That's not to say there aren't screw-ups. SNAFU's. Of course there are. My first SNAFU came when I completed Basic Combat Training at Fort Gordon, Virginia, and was transferred to Fort Jackson, South Carolina, for Advanced Infantry Training. A copy of my orders was sent to three offices at Fort Gordon: Finance, Medical, and Personnel. Each was supposed to transfer my records to my next post. Two made it, one didn't: Finance. There was no pay waiting for me at Fort Jackson for more than a week.
I wasn't the only victim. It appeared that no one in my new training platoon arrived with their Finance records, and we all went broke. It wasn't a disaster. After all, the Army provided everything we needed except beer and cigarettes. We could survive a few days without beer, but smoking was a nagging habit.
I looked back at the cigarette butt and shrugged. “We're not picking up trash,” I said. I then explained that we were collecting coins that had been dropped so that we could buy a pack of cigarettes and split them between us. I also explained why – we weren't being paid.

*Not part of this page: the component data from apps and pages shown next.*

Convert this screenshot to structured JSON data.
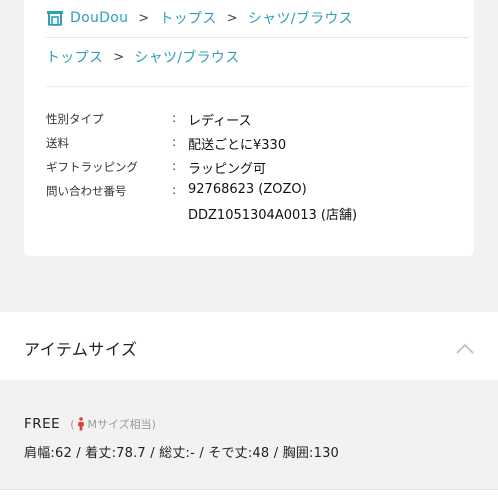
{
  "breadcrumbs": {
    "shop": {
      "label": "DouDou",
      "icon": "shop-icon"
    },
    "row1": [
      "トップス",
      "シャツ/ブラウス"
    ],
    "row2": [
      "トップス",
      "シャツ/ブラウス"
    ],
    "separator": ">"
  },
  "specs": [
    {
      "label": "性別タイプ",
      "value": "レディース"
    },
    {
      "label": "送料",
      "value": "配送ごとに¥330"
    },
    {
      "label": "ギフトラッピング",
      "value": "ラッピング可"
    },
    {
      "label": "問い合わせ番号",
      "value": "92768623 (ZOZO)",
      "value2": "DDZ1051304A0013 (店舗)"
    }
  ],
  "spec_colon": ":",
  "item_size": {
    "title": "アイテムサイズ",
    "toggle_icon": "chevron-up-icon",
    "size_name": "FREE",
    "hint_open": "(",
    "hint_text": "Mサイズ相当)",
    "hint_icon": "person-icon",
    "measurements": "肩幅:62 / 着丈:78.7 / 総丈:- / そで丈:48 / 胸囲:130"
  },
  "colors": {
    "link": "#2f9fb8",
    "hint": "#999999",
    "person_icon": "#e0403c",
    "background": "#f2f2f2"
  }
}
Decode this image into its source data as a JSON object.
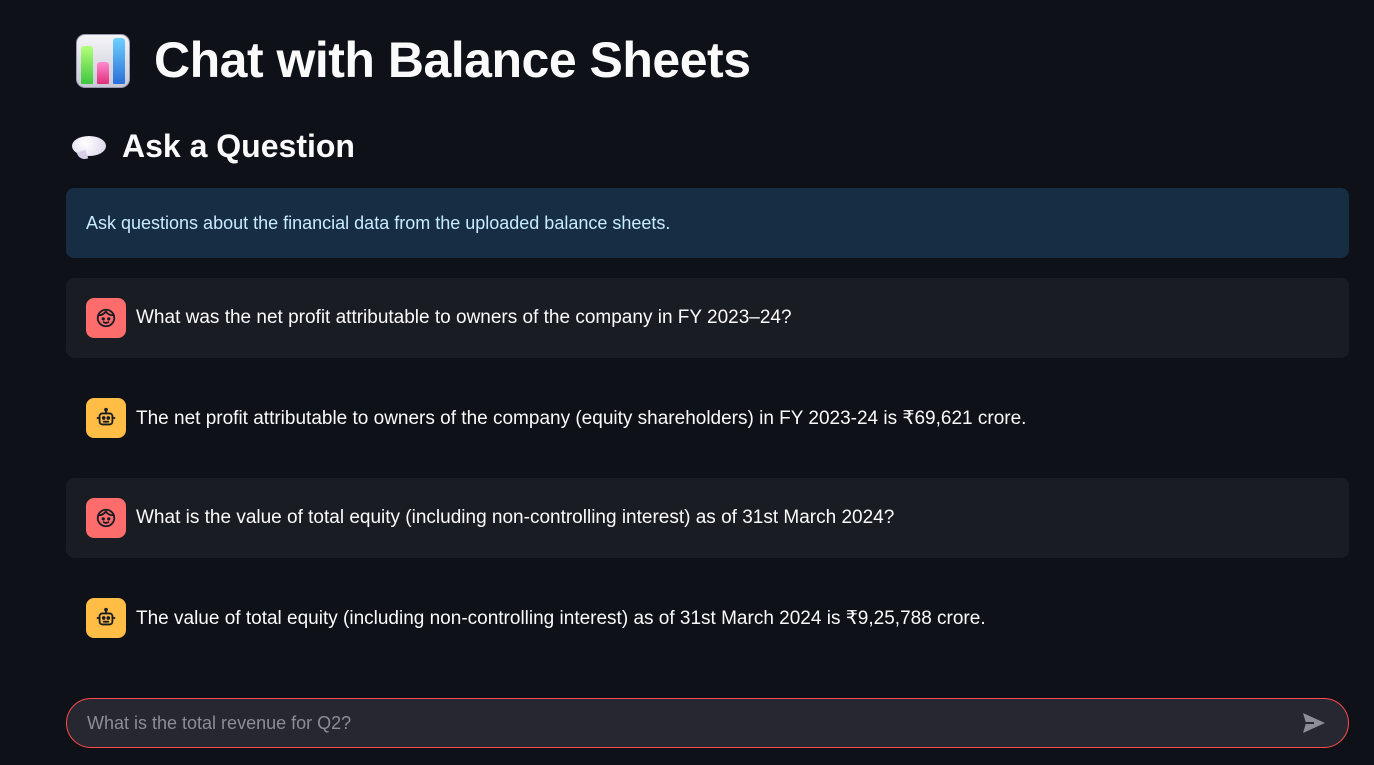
{
  "header": {
    "title": "Chat with Balance Sheets",
    "title_icon": "bar-chart-emoji"
  },
  "section": {
    "subheader": "Ask a Question",
    "subheader_icon": "speech-bubble-emoji"
  },
  "info": {
    "text": "Ask questions about the financial data from the uploaded balance sheets."
  },
  "messages": [
    {
      "role": "user",
      "text": "What was the net profit attributable to owners of the company in FY 2023–24?"
    },
    {
      "role": "assistant",
      "text": "The net profit attributable to owners of the company (equity shareholders) in FY 2023-24 is ₹69,621 crore."
    },
    {
      "role": "user",
      "text": "What is the value of total equity (including non-controlling interest) as of 31st March 2024?"
    },
    {
      "role": "assistant",
      "text": "The value of total equity (including non-controlling interest) as of 31st March 2024 is ₹9,25,788 crore."
    }
  ],
  "chat_input": {
    "placeholder": "What is the total revenue for Q2?",
    "value": ""
  },
  "colors": {
    "background": "#0e1117",
    "accent": "#ff4b4b",
    "user_avatar": "#ff6c6c",
    "bot_avatar": "#ffbd45",
    "info_bg": "#172d43",
    "info_text": "#c7ebff"
  }
}
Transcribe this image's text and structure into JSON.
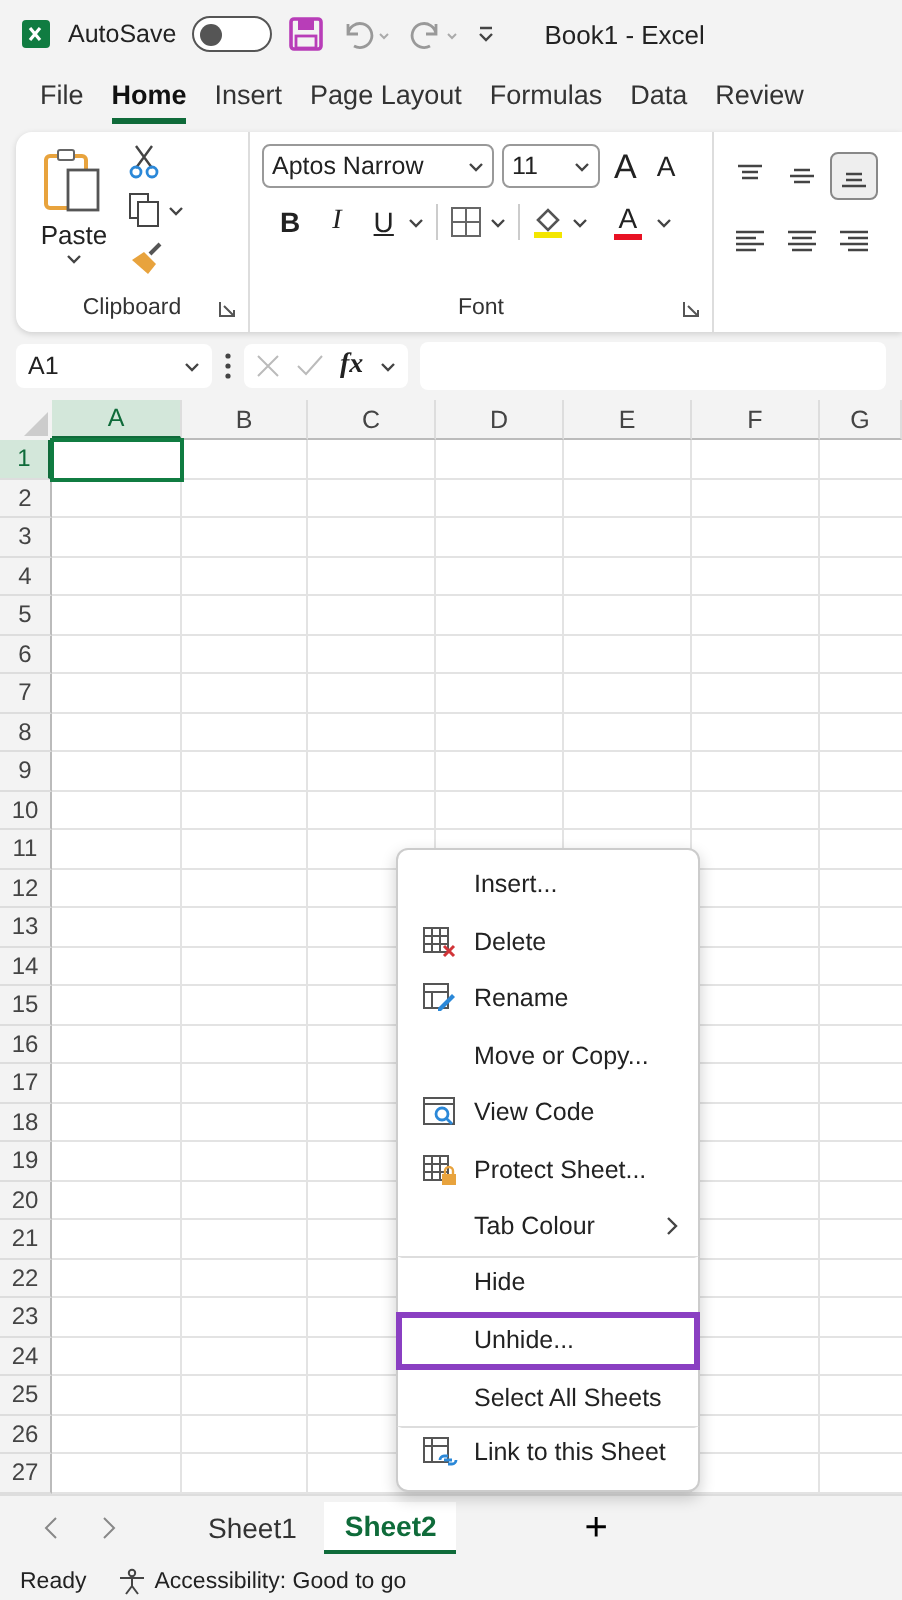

He took pity and bought us each a carton. They were only $2/carton at the PX in those days.
I experienced other SNAFU's during my 5+ years of active duty. That was just the first. Assignment of personnel to a Military Occupational Specialty (MOS) was fertile ground for SNAFU's. After Basic Combat Training, we were all relegated to Army schools to be trained in our assigned MOS. Some of those assignment seemed to make no sense. The process often reminded me of an experience that Jack Benny used as grist for a joke. He said that when he entered the Navy, a friend who had been a janitor was assigned to a minesweeper. Another who had been a boxer was assigned to a battleship. At this point, Benny struck a thoughtful pose and wondered aloud, “Why did they put me on a ferry boat?”
The truth is that men were assigned to an MOS based on their experience and their scores on a battery of tests designed to measure aptitudes in a variety of areas as well as the needs of the service. In those early days of the build up of U.S. Forces in Vietnam, the service needed infantrymen. It wasn't a problem for me. That's what I had enlisted to become.
The most egregious mis-assignment I heard of was a man who had been drafted while working as a test pilot for Boeing. He was sent to school to become a postal clerk. When an officer there learned of his skill, he asked why the soldier hadn't said something. His only defense was that friends had warned him never to volunteer anything in the Army. He was given an immediate honorable discharge and sent back to work at Boeing. The Army felt that his service there was more critical to national defense than anything he could possibly do in the service.
That's another thing that convinced me that the Army was better managed than any other organization I had ever worked with. They were willing to correct mistakes. I found very few in government or business who ever had the courage to admit their mistakes let alone correct them – well, except for Toyota, but that's another story.
Interestingly, one of the most important qualities of a leader is the ability to admit mistakes and then correct them. It was a lesson repeatedly hammered into us later in OCS. There is nothing more dangerous than a problem that goes unreported because someone is attempting to hide a mistake. That's the kind of thing that gets people killed on the battlefield.
Read Jack's novel, Rebels on the Mountain, the tale of Nick Andrews, an Army spy, who has Fidel Castro in his sights but no orders to pull the trigger. The mafia as well as the American business community in Cuba will pay a fortune for Castro's assassination, but Nick has his career to consider, his friends to protect, and a romance to sort out in the chaos of a revolution.